A recent study from Lantern found that women are 11 percent more stressed and 16 percent more anxious than men. - photo by Tyler Stahle
Women are 11 percent more stressed and 16 percent more anxious than men, according to a recent study from Lantern, a company that uses clinical research to create web programs.

But such findings may not be all that surprising. A 2010 report from the American Psychological Association found that nearly 50 percent of women surveyed said their stress levels had increased over the past five years. Only 39 percent of men reported feeling more stressed.

So why the large discrepancy?

In an interview with Fox News, family psychologist Amy Shoffner noted that the difference between the stress levels of men and women isnt necessarily the stressor itself, but the way men and women approach it.

Women want to move into the stressor, they want to sit with the stressor, they want to weigh in on the stressor, they want to try and problem-solve the stressor, said Shoffner. And when they spend that much time attached to the stressor, you can imagine what that does to their bodies.
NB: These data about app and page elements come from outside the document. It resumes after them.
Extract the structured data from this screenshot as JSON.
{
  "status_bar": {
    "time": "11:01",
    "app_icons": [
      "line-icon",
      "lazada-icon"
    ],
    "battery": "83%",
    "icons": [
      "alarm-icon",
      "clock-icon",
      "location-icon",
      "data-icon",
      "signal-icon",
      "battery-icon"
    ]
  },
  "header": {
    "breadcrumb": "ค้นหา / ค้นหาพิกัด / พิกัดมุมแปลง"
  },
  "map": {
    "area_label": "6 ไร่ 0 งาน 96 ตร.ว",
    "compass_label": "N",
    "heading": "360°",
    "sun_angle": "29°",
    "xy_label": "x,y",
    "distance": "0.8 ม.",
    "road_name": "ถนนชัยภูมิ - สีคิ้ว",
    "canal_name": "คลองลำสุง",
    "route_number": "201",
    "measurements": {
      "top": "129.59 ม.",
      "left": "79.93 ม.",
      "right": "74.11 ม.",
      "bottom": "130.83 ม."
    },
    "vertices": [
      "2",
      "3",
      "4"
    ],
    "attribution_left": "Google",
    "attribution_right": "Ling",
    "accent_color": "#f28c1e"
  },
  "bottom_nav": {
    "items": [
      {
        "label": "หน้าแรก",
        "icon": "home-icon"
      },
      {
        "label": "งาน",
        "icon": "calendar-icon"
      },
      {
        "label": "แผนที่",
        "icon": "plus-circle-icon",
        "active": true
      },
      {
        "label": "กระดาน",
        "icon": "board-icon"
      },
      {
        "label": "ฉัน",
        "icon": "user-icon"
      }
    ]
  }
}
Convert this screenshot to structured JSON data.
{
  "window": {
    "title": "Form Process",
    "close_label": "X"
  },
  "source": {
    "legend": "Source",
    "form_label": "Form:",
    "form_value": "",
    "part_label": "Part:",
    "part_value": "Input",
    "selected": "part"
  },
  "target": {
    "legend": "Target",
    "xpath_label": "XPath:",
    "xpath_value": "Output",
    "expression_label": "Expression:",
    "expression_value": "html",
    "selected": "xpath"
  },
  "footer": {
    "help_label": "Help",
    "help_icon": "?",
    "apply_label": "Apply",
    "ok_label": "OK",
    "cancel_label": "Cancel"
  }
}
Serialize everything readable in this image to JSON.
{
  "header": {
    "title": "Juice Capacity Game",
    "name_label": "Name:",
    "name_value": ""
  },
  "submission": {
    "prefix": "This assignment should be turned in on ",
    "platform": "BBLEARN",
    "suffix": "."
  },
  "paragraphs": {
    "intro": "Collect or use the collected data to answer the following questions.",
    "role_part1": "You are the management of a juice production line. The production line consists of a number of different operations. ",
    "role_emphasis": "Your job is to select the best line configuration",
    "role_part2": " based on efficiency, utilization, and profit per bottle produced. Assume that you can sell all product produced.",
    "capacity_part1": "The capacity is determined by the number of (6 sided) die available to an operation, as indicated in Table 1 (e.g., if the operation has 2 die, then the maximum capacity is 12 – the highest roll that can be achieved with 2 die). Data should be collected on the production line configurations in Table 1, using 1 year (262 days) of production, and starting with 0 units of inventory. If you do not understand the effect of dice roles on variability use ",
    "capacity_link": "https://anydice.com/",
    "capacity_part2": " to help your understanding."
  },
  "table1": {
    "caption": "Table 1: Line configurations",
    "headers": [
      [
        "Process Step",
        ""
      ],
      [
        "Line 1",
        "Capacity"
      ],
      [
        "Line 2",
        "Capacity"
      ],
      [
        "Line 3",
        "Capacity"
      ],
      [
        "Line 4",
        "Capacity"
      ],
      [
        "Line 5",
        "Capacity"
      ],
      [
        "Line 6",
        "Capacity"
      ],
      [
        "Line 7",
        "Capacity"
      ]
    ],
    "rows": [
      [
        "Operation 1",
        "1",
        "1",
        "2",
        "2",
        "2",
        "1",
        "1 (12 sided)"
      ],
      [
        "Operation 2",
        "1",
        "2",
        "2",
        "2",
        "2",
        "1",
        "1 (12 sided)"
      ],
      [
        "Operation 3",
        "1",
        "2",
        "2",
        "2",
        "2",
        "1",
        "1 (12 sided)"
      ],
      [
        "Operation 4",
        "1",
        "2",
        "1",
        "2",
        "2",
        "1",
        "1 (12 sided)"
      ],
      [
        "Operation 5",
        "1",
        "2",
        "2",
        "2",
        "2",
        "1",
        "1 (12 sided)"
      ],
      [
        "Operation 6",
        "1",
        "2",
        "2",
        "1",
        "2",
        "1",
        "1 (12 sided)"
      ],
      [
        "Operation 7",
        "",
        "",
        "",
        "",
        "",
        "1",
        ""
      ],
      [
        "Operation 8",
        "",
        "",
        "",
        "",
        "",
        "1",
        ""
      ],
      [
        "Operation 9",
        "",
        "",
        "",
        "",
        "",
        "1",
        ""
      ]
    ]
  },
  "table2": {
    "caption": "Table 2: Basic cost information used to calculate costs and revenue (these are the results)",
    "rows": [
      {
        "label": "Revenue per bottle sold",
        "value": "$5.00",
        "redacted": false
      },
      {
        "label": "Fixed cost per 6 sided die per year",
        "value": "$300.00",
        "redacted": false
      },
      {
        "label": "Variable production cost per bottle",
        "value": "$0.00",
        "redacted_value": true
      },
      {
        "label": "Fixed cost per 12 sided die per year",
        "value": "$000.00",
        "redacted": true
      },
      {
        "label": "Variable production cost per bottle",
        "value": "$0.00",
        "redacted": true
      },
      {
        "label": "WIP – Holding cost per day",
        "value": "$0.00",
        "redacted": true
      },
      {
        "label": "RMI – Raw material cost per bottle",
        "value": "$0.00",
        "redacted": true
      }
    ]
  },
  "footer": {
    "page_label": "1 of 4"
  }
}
Conversely, men exhibit a fight or flight mentality when stress threatens.

Men either go in for the kill and overcome the stressor, said Shoffner, or they flee from it and try to avoid it.

While men generally have a shorter memory and are more likely to move on from stress quickly, women are prone to hold on to perfectionist thoughts, listen to the critical inner-voice, and let the fear of falling short fester within.

Women are very unforgiving of themselves when something happens, said Shoffner. For example, if I forget to send my child to school with lunch, I may activate an inner critic that says, Youre such a bad mom.

While life isnt likely to lose its busy pace, Shoffner shared four healthy stress management tips that can ease the tension:

Challenge your internal dialogue

Take time each day to listen to and understand what your inner self is saying. Learn to recognize the moments when your inner voice becomes degrading.

Try and reframe your thoughts and have more positive self-talk, said Shoffner.

Take time for yourself

Take time every day to do something that helps you recharge. According to Shoffner, this could mean taking time for meditation or even 30 minutes of watching a favorite television show.

The more you practice self-soothing or self-care, the less likely you are to turn to addictive patterns such as overeating," Shoffner said.


This doesnt mean you have to join a gym or bike a mountain. Activities as simple as walking for 20 minutes a day can stimulate your brain and help manage stress levels.

According to the Mayo Clinic, Regular exercise can increase self-confidence and lower the symptoms associated with mild depression and anxiety.

Set boundaries

This might be the most important tip of all, according to Shoffner. With schools, soccer teams or church groups clamoring for a mothers attention, women need to learn when to say no.

Its important to learn to recognize when your cup is too full, said Shoffner. Then, when your inner critic kicks in, you can say, No, Im still a fabulous mother even if I couldnt go on that field trip.